▶ _WORK REQUEST_
Skip the pictures. Copy all the rest of the records down exactly.

▶ _EXTRACTED DATA_

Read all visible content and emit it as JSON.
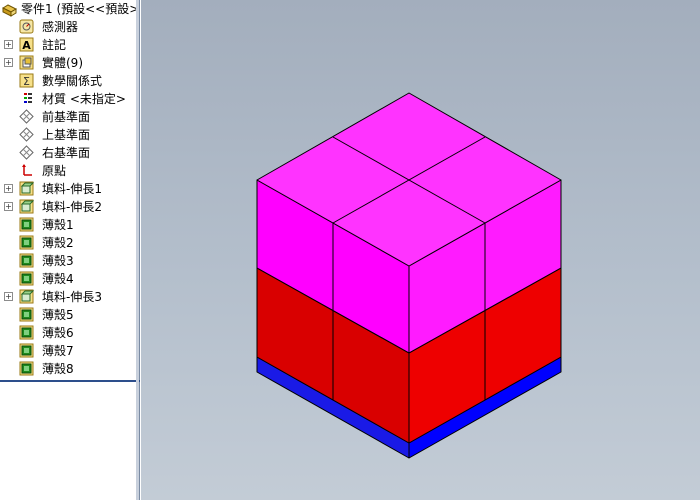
{
  "tree": {
    "root_label": "零件1 (預設<<預設>_",
    "items": [
      {
        "label": "感測器",
        "icon": "sensor-icon",
        "expander": false
      },
      {
        "label": "註記",
        "icon": "annotation-icon",
        "expander": true
      },
      {
        "label": "實體(9)",
        "icon": "solid-bodies-icon",
        "expander": true
      },
      {
        "label": "數學關係式",
        "icon": "equation-icon",
        "expander": false
      },
      {
        "label": "材質 <未指定>",
        "icon": "material-icon",
        "expander": false
      },
      {
        "label": "前基準面",
        "icon": "plane-icon",
        "expander": false
      },
      {
        "label": "上基準面",
        "icon": "plane-icon",
        "expander": false
      },
      {
        "label": "右基準面",
        "icon": "plane-icon",
        "expander": false
      },
      {
        "label": "原點",
        "icon": "origin-icon",
        "expander": false
      },
      {
        "label": "填料-伸長1",
        "icon": "extrude-icon",
        "expander": true
      },
      {
        "label": "填料-伸長2",
        "icon": "extrude-icon",
        "expander": true
      },
      {
        "label": "薄殼1",
        "icon": "shell-icon",
        "expander": false
      },
      {
        "label": "薄殼2",
        "icon": "shell-icon",
        "expander": false
      },
      {
        "label": "薄殼3",
        "icon": "shell-icon",
        "expander": false
      },
      {
        "label": "薄殼4",
        "icon": "shell-icon",
        "expander": false
      },
      {
        "label": "填料-伸長3",
        "icon": "extrude-icon",
        "expander": true
      },
      {
        "label": "薄殼5",
        "icon": "shell-icon",
        "expander": false
      },
      {
        "label": "薄殼6",
        "icon": "shell-icon",
        "expander": false
      },
      {
        "label": "薄殼7",
        "icon": "shell-icon",
        "expander": false
      },
      {
        "label": "薄殼8",
        "icon": "shell-icon",
        "expander": false
      }
    ]
  },
  "colors": {
    "magenta_top": "#ff33ff",
    "magenta_left": "#ff00ff",
    "magenta_right": "#ff1bff",
    "red_left": "#d90000",
    "red_right": "#ee0000",
    "blue_left": "#1a1ae6",
    "blue_right": "#0000ff"
  }
}
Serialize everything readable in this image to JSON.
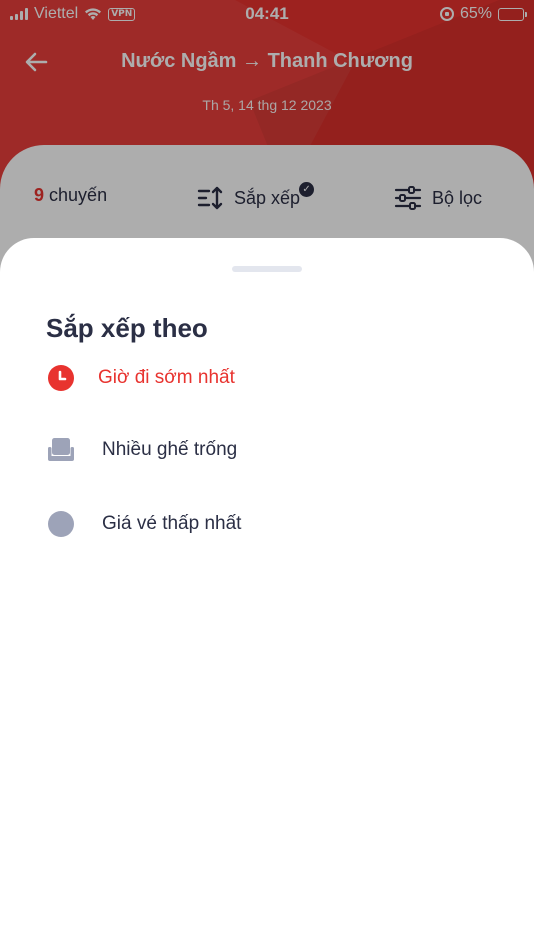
{
  "status_bar": {
    "carrier": "Viettel",
    "vpn": "VPN",
    "time": "04:41",
    "battery": "65%",
    "battery_level": 0.65
  },
  "header": {
    "route": "Nước Ngầm → Thanh Chương",
    "date": "Th 5, 14 thg 12 2023"
  },
  "filter_bar": {
    "trip_count": "9",
    "trip_label": "chuyến",
    "sort_label": "Sắp xếp",
    "filter_label": "Bộ lọc"
  },
  "sort_sheet": {
    "title": "Sắp xếp theo",
    "options": [
      {
        "label": "Giờ đi sớm nhất",
        "icon": "clock-icon",
        "selected": true
      },
      {
        "label": "Nhiều ghế trống",
        "icon": "seat-icon",
        "selected": false
      },
      {
        "label": "Giá vé thấp nhất",
        "icon": "coin-icon",
        "selected": false
      }
    ]
  },
  "colors": {
    "brand_red": "#e8332f",
    "text_dark": "#2b2f45",
    "icon_gray": "#9da3b8"
  }
}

▶ _RESPONSE AREA_
Read all visible content and emit it as JSON.
{
  "tree": {
    "root_label": "零件1 (預設<<預設>_",
    "items": [
      {
        "label": "感測器",
        "icon": "sensor-icon",
        "expander": false
      },
      {
        "label": "註記",
        "icon": "annotation-icon",
        "expander": true
      },
      {
        "label": "實體(9)",
        "icon": "solid-bodies-icon",
        "expander": true
      },
      {
        "label": "數學關係式",
        "icon": "equation-icon",
        "expander": false
      },
      {
        "label": "材質 <未指定>",
        "icon": "material-icon",
        "expander": false
      },
      {
        "label": "前基準面",
        "icon": "plane-icon",
        "expander": false
      },
      {
        "label": "上基準面",
        "icon": "plane-icon",
        "expander": false
      },
      {
        "label": "右基準面",
        "icon": "plane-icon",
        "expander": false
      },
      {
        "label": "原點",
        "icon": "origin-icon",
        "expander": false
      },
      {
        "label": "填料-伸長1",
        "icon": "extrude-icon",
        "expander": true
      },
      {
        "label": "填料-伸長2",
        "icon": "extrude-icon",
        "expander": true
      },
      {
        "label": "薄殼1",
        "icon": "shell-icon",
        "expander": false
      },
      {
        "label": "薄殼2",
        "icon": "shell-icon",
        "expander": false
      },
      {
        "label": "薄殼3",
        "icon": "shell-icon",
        "expander": false
      },
      {
        "label": "薄殼4",
        "icon": "shell-icon",
        "expander": false
      },
      {
        "label": "填料-伸長3",
        "icon": "extrude-icon",
        "expander": true
      },
      {
        "label": "薄殼5",
        "icon": "shell-icon",
        "expander": false
      },
      {
        "label": "薄殼6",
        "icon": "shell-icon",
        "expander": false
      },
      {
        "label": "薄殼7",
        "icon": "shell-icon",
        "expander": false
      },
      {
        "label": "薄殼8",
        "icon": "shell-icon",
        "expander": false
      }
    ]
  },
  "colors": {
    "magenta_top": "#ff33ff",
    "magenta_left": "#ff00ff",
    "magenta_right": "#ff1bff",
    "red_left": "#d90000",
    "red_right": "#ee0000",
    "blue_left": "#1a1ae6",
    "blue_right": "#0000ff"
  }
}
Serialize everything readable in this image to JSON.
{
  "status_bar": {
    "carrier": "Viettel",
    "vpn": "VPN",
    "time": "04:41",
    "battery": "65%",
    "battery_level": 0.65
  },
  "header": {
    "route": "Nước Ngầm → Thanh Chương",
    "date": "Th 5, 14 thg 12 2023"
  },
  "filter_bar": {
    "trip_count": "9",
    "trip_label": "chuyến",
    "sort_label": "Sắp xếp",
    "filter_label": "Bộ lọc"
  },
  "sort_sheet": {
    "title": "Sắp xếp theo",
    "options": [
      {
        "label": "Giờ đi sớm nhất",
        "icon": "clock-icon",
        "selected": true
      },
      {
        "label": "Nhiều ghế trống",
        "icon": "seat-icon",
        "selected": false
      },
      {
        "label": "Giá vé thấp nhất",
        "icon": "coin-icon",
        "selected": false
      }
    ]
  },
  "colors": {
    "brand_red": "#e8332f",
    "text_dark": "#2b2f45",
    "icon_gray": "#9da3b8"
  }
}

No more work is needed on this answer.